White gloves were worn in the evening, leather in the morning. Cheap, plain white gloves can found with cleaning supplies.


Should you have some, cultivate a casual, windswept look with long sideburns. Comb the hair forwards, without obscuring your fine, high, brow. A 'quiff' à la early Elvis will not, however, be amiss.

Facial hair

Gentleman's face Sideburns only! The upper lip and jaw line should be unencumbered. I have not been selective in not showing portraits from this period of men with beards or moustaches; I have found none. One reference of 1824 ridicules those men who are so ill-bred as to not only wear a moustache, but to smoke in public; the combination leading to facial conflagrations. If you are really averse to shaving, as I am, you might consider trimming your beard very short.


Spectacles were just coming into fashion at this time. There are a couple of images in this collection showing what they looked like. (I'm particularly taken by the cool dude with the blue lenses.) You can see that they have really tiny lenses, no nose pads, and the arms have loops at the ends so that they can be tied on. As with footwear and hair, modern style glasses will kill all the effort that you've put into authenticity in other parts of your costume. I'm able to ditch my glasses while I'm dancing, and I've been able to buy an antique pair of reading glasses that look at least 19th century. If you must wear glasses when you dance, George Brown can make up very nice metal frames that set the right tone, and I understand that his fees are very reasonable.
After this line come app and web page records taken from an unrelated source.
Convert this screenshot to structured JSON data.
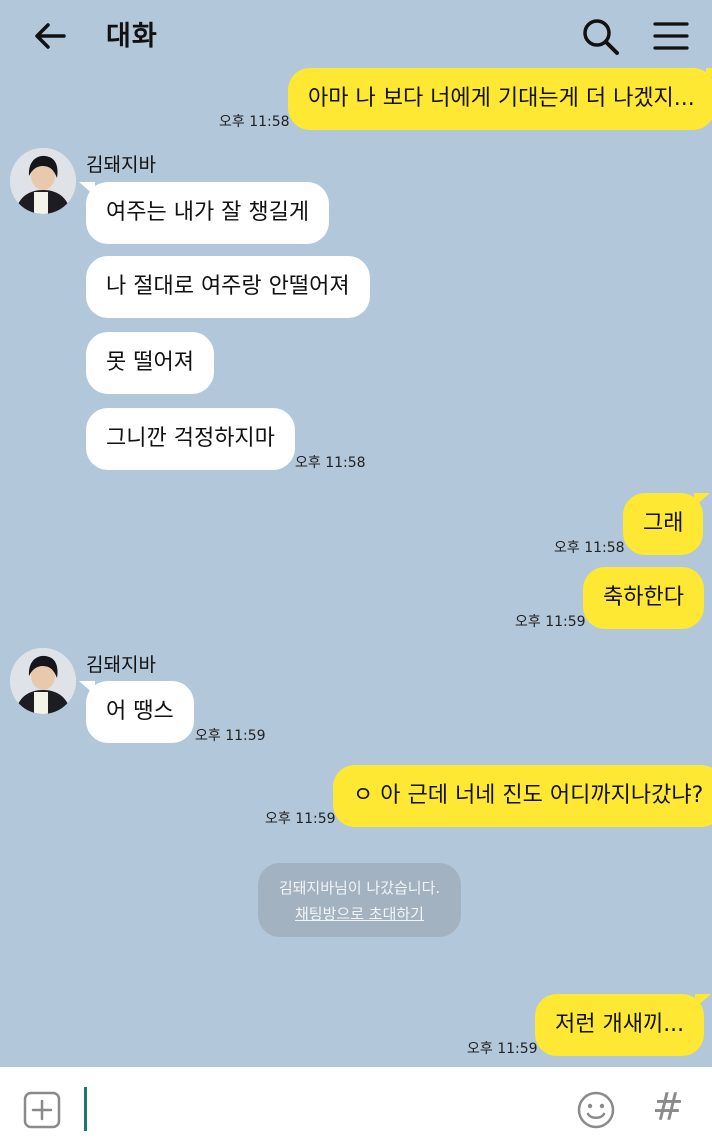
{
  "header": {
    "title": "대화",
    "back_icon": "arrow-left-icon",
    "search_icon": "search-icon",
    "menu_icon": "hamburger-menu-icon"
  },
  "messages": [
    {
      "from": "me",
      "text": "아마 나 보다 너에게 기대는게 더 나겠지...",
      "time": "오후 11:58"
    },
    {
      "from": "other",
      "sender": "김돼지바",
      "text": "여주는 내가 잘 챙길게"
    },
    {
      "from": "other",
      "text": "나 절대로 여주랑 안떨어져"
    },
    {
      "from": "other",
      "text": "못 떨어져"
    },
    {
      "from": "other",
      "text": "그니깐 걱정하지마",
      "time": "오후 11:58"
    },
    {
      "from": "me",
      "text": "그래",
      "time": "오후 11:58"
    },
    {
      "from": "me",
      "text": "축하한다",
      "time": "오후 11:59"
    },
    {
      "from": "other",
      "sender": "김돼지바",
      "text": "어 땡스",
      "time": "오후 11:59"
    },
    {
      "from": "me",
      "text": "ㅇ 아 근데 너네 진도 어디까지나갔냐?",
      "time": "오후 11:59"
    },
    {
      "from": "me",
      "text": "저런 개새끼...",
      "time": "오후 11:59"
    }
  ],
  "system_notice": {
    "text": "김돼지바님이 나갔습니다.",
    "link": "채팅방으로 초대하기"
  },
  "input_bar": {
    "attach_icon": "plus-square-icon",
    "emoji_icon": "smiley-icon",
    "hash_label": "#"
  },
  "colors": {
    "background": "#b2c7da",
    "my_bubble": "#fee833",
    "other_bubble": "#ffffff",
    "notice": "#a2b2c0"
  }
}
A watch was worn in a special pocket set into the right hand side of the pants waistband. To this was attached a ribbon, to the other end of which was fastened a 'fob'. While this might be any small curio, they were most commonly a large semiprecious stone engraved with the owners 'seal' (used for leaving an impression in the wax blob used for sealing letters and authenticating documents). It's the one bright thing to be seen in most of the portraits. See the section, 'Gentlemen's Fobs'.


The portraits show very little if any jewellery, except for the fob and in one case a very plain pin fastening a neckcloth.

Other flash bits

Some of the portraits show the men wearing 'orders'. These were star-shaped brooches and accompanying sashes (the sash worn under the open jacket) that were displayed at court. Why not...?


Affordable vinyl riding boots are available that can be modified into reasonable facsimiles of the types of high boots worn outdoors.


Brass headed walking headed sticks are available for $20 to $50, but I find them a bit short for Regency style. A stick should reach up to your elbow and have a knob, rather than a hook.


Sheree was able to acquire a number of perfectly styled top hats. Other styles were worn, but it's a very individual choice. There is an etiquette associated with hats. On meeting a fellow gentleman one might momentarily grasp the brim in front (the origin of the military salute). On meeting a lady, the hat was removed completely (taking care to keep the inside facing your body, as it might be soiled). Hats should not be worn indoors. Do you really need to get one? No. But when you see the effect you might change your mind.